Your task: Gather each line containing the string "Office" from these entries.

Material provided:

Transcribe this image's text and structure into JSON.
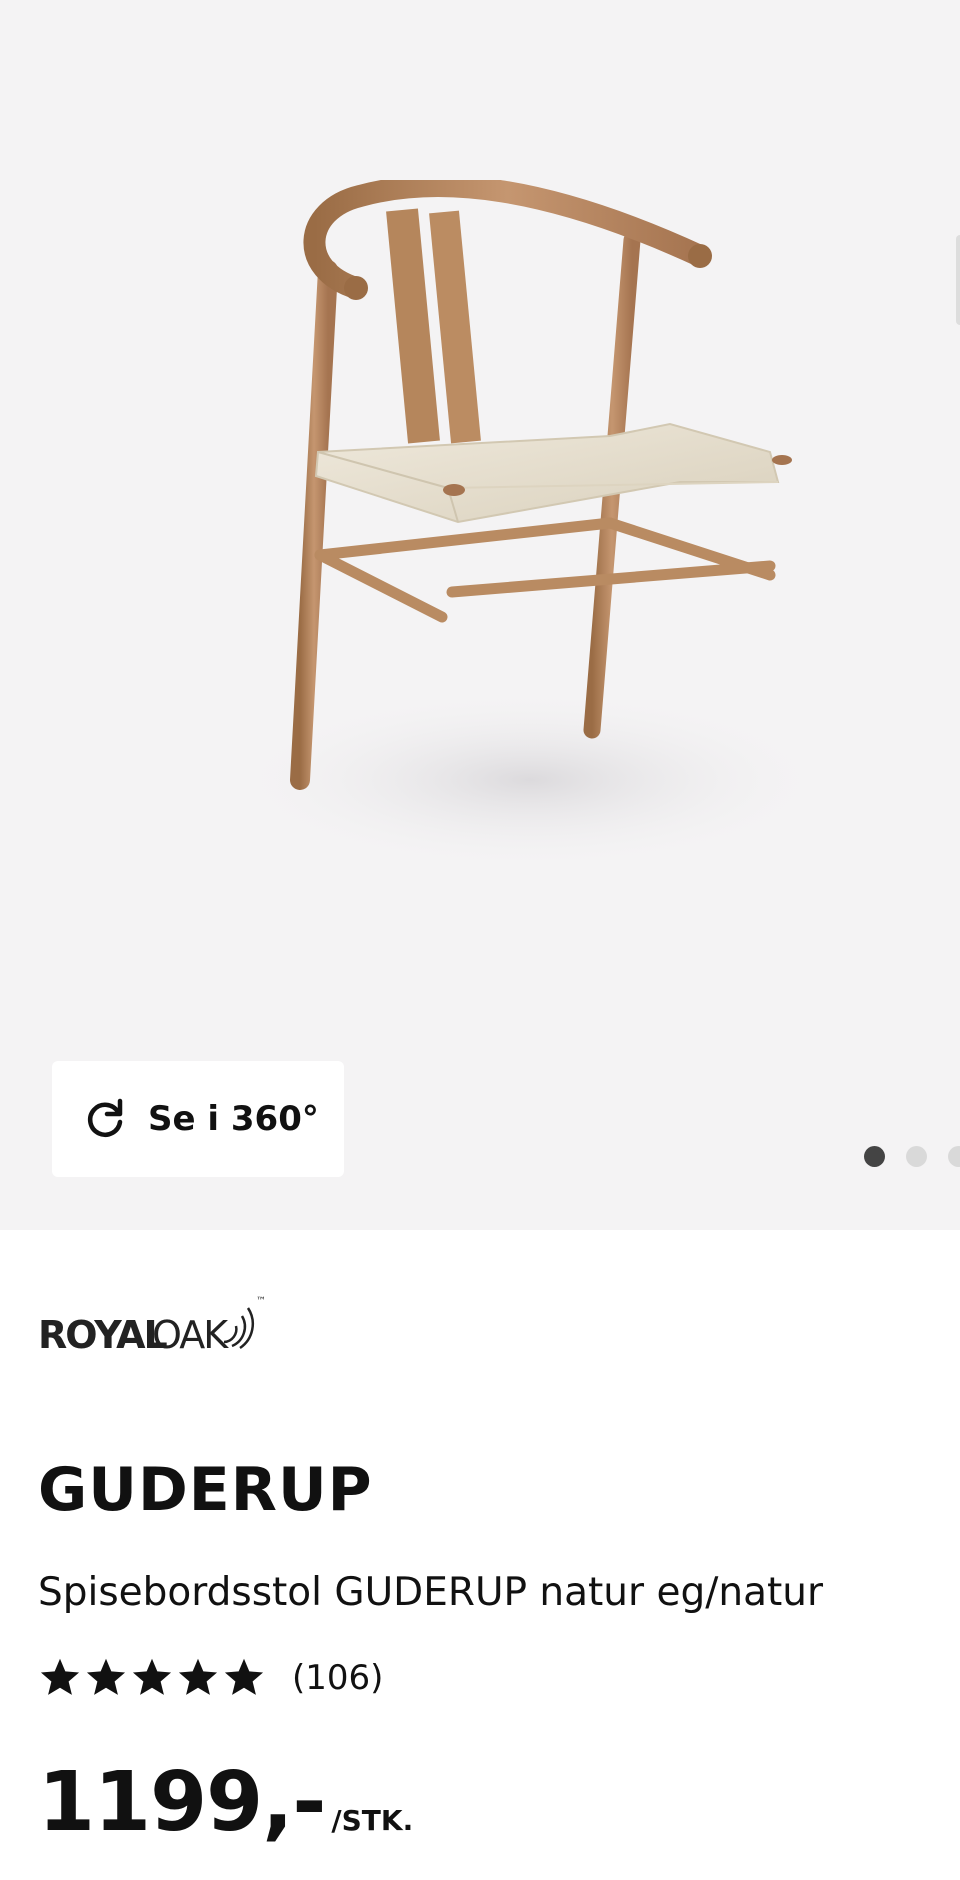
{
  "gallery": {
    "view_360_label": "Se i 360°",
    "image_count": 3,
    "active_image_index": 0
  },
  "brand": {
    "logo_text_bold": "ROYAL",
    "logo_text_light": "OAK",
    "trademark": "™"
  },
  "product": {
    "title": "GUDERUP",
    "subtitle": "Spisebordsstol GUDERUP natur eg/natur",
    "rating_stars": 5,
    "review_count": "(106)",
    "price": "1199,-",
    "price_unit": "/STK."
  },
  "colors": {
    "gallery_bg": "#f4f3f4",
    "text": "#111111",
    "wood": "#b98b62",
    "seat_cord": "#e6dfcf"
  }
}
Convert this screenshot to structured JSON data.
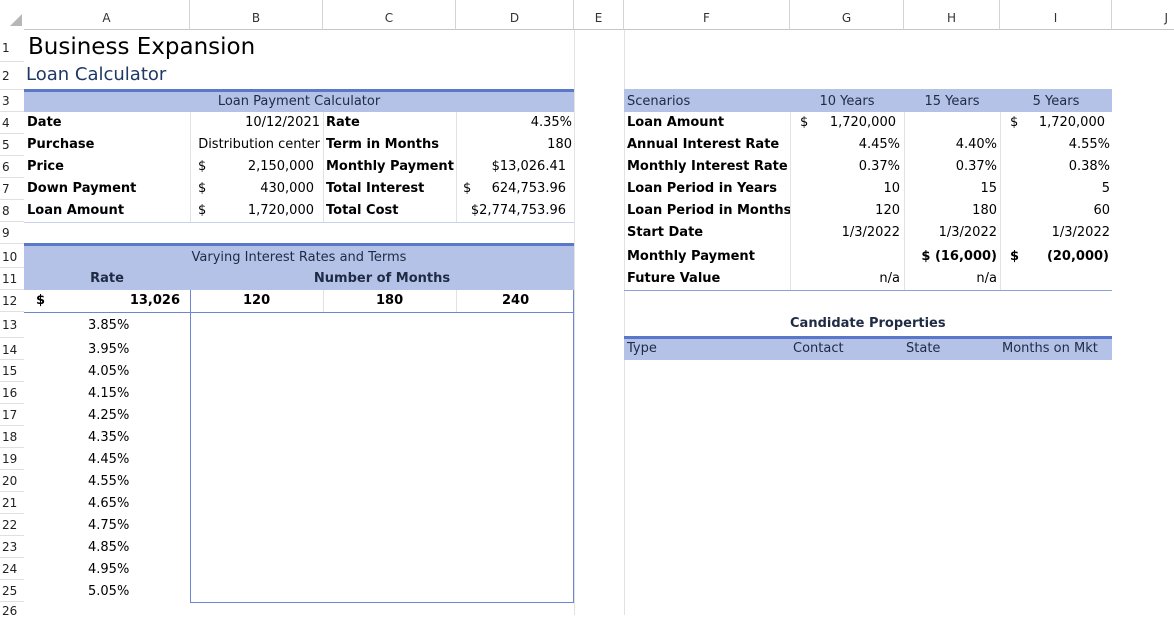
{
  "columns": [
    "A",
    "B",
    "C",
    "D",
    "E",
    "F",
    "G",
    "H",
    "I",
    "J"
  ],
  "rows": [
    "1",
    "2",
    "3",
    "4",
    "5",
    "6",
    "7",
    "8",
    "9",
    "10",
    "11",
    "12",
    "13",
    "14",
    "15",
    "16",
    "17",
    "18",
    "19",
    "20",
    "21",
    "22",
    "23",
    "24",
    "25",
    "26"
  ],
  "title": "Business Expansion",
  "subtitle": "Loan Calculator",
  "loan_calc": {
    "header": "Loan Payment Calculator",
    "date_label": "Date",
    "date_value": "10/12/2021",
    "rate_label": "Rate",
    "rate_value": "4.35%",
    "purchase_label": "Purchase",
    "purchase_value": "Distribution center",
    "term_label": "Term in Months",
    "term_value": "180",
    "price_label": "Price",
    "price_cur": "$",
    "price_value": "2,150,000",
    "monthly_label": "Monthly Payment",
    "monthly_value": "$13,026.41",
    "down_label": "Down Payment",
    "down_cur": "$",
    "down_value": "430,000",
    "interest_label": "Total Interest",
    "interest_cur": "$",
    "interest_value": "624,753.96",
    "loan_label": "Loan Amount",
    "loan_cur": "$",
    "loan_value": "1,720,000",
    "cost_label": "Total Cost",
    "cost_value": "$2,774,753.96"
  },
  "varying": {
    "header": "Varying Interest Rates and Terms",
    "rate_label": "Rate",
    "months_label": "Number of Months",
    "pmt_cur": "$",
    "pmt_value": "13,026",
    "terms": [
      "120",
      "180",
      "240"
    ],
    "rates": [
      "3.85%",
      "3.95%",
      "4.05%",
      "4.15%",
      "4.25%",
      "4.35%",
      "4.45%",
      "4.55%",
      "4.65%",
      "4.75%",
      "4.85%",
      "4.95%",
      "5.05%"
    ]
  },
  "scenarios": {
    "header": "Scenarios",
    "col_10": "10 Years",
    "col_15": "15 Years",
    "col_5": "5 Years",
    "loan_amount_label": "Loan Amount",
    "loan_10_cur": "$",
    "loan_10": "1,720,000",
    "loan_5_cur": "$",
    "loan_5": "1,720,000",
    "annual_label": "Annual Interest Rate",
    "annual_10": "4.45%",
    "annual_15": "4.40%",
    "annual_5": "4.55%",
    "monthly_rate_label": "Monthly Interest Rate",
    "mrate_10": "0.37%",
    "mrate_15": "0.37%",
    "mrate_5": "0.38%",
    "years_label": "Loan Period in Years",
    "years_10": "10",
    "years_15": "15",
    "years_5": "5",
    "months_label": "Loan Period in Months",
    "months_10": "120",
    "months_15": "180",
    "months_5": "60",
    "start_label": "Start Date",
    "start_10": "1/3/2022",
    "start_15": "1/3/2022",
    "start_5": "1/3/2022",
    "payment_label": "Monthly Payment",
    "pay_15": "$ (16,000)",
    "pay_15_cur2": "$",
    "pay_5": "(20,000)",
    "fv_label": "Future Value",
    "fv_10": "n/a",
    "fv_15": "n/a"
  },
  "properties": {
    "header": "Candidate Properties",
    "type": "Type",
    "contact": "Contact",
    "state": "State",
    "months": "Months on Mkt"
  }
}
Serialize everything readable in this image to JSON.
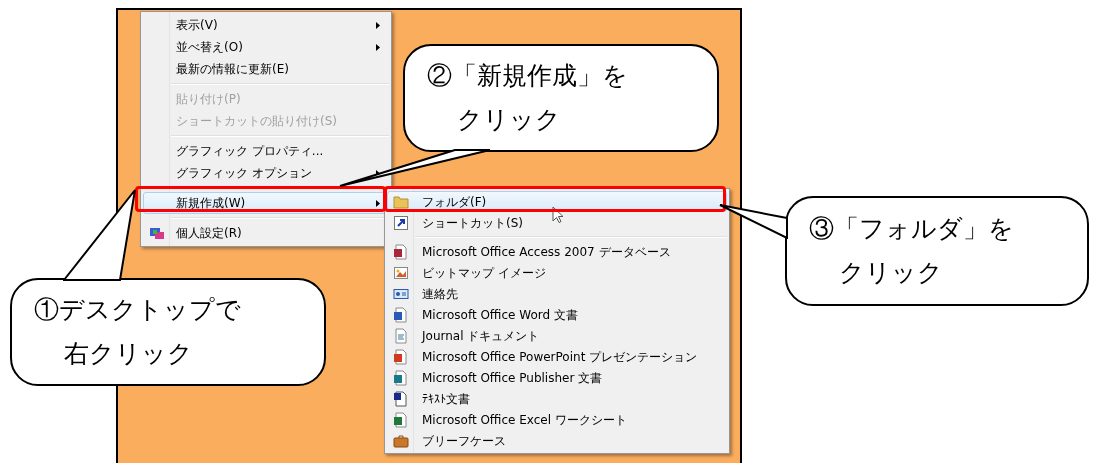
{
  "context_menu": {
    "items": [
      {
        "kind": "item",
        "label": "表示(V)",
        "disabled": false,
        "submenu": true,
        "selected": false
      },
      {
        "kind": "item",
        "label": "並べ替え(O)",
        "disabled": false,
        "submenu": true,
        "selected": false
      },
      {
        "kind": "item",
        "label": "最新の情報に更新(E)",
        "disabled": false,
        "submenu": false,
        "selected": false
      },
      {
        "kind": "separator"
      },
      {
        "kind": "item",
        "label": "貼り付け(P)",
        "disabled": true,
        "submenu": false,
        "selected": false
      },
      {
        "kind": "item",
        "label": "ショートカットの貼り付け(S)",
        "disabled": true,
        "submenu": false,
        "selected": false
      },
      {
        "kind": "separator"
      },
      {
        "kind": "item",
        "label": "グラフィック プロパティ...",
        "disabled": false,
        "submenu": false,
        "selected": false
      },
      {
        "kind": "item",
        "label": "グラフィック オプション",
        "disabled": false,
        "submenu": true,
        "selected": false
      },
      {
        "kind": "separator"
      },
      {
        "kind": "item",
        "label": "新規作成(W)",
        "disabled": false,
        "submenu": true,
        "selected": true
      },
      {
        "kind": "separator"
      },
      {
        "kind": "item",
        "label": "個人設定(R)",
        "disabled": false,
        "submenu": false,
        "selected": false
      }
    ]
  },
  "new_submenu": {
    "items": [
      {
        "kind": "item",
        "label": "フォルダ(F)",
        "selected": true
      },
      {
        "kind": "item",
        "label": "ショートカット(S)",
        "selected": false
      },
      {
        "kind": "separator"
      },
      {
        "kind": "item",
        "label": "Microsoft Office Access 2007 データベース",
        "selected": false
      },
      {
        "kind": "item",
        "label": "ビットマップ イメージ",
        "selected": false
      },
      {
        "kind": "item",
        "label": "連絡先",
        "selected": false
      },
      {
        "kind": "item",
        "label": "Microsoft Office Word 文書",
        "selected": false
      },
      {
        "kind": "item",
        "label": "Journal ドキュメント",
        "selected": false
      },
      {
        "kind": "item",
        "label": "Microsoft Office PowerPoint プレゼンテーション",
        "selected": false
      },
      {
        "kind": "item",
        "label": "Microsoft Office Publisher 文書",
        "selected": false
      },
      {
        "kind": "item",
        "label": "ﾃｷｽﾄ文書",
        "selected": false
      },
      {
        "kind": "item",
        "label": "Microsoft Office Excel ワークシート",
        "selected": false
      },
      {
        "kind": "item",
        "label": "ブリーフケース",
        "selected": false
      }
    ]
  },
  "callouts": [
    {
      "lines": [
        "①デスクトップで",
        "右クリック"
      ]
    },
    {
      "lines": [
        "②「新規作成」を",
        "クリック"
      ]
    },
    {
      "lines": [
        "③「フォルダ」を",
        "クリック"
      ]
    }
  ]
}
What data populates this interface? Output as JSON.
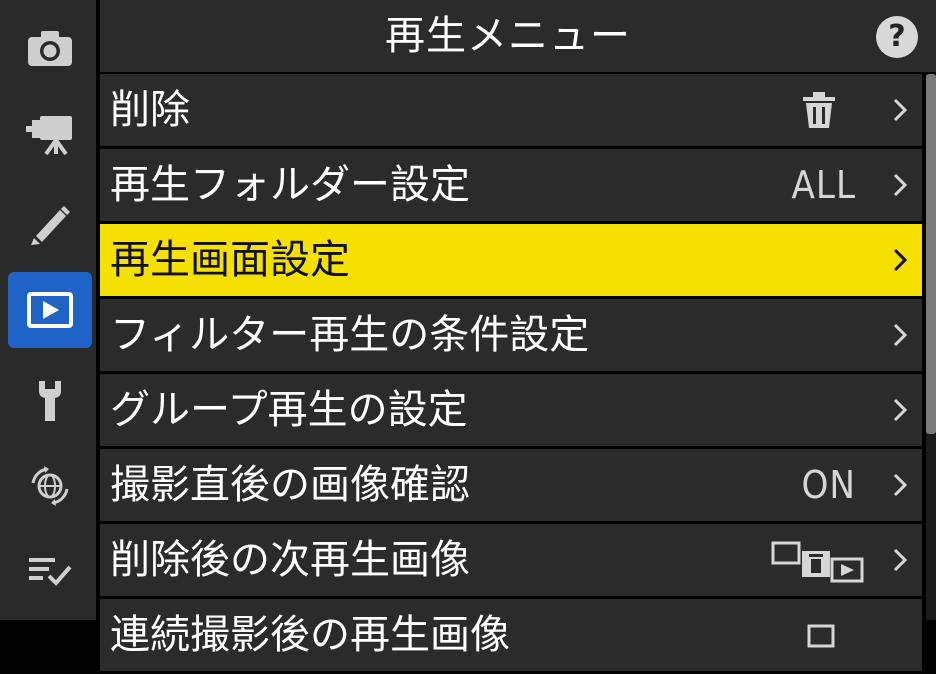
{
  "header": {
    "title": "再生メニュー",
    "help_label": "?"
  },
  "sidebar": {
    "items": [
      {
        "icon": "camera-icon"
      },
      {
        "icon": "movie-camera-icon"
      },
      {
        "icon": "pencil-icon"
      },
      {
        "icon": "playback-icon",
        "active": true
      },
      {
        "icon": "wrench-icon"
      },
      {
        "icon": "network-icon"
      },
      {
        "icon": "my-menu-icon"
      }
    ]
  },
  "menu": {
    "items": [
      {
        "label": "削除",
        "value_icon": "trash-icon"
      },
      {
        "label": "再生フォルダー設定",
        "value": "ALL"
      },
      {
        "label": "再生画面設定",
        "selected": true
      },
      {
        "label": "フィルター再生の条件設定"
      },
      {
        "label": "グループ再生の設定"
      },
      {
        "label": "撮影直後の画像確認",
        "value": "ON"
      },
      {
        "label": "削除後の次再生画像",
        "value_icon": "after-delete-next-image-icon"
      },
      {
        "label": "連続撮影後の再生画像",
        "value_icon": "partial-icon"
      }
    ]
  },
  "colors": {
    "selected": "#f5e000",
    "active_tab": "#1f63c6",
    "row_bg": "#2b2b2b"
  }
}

Answer box:
        "label": "Microsoft Office Access 2007 データベース",
        "label": "Microsoft Office Word 文書",
        "label": "Microsoft Office PowerPoint プレゼンテーション",
        "label": "Microsoft Office Publisher 文書",
        "label": "Microsoft Office Excel ワークシート",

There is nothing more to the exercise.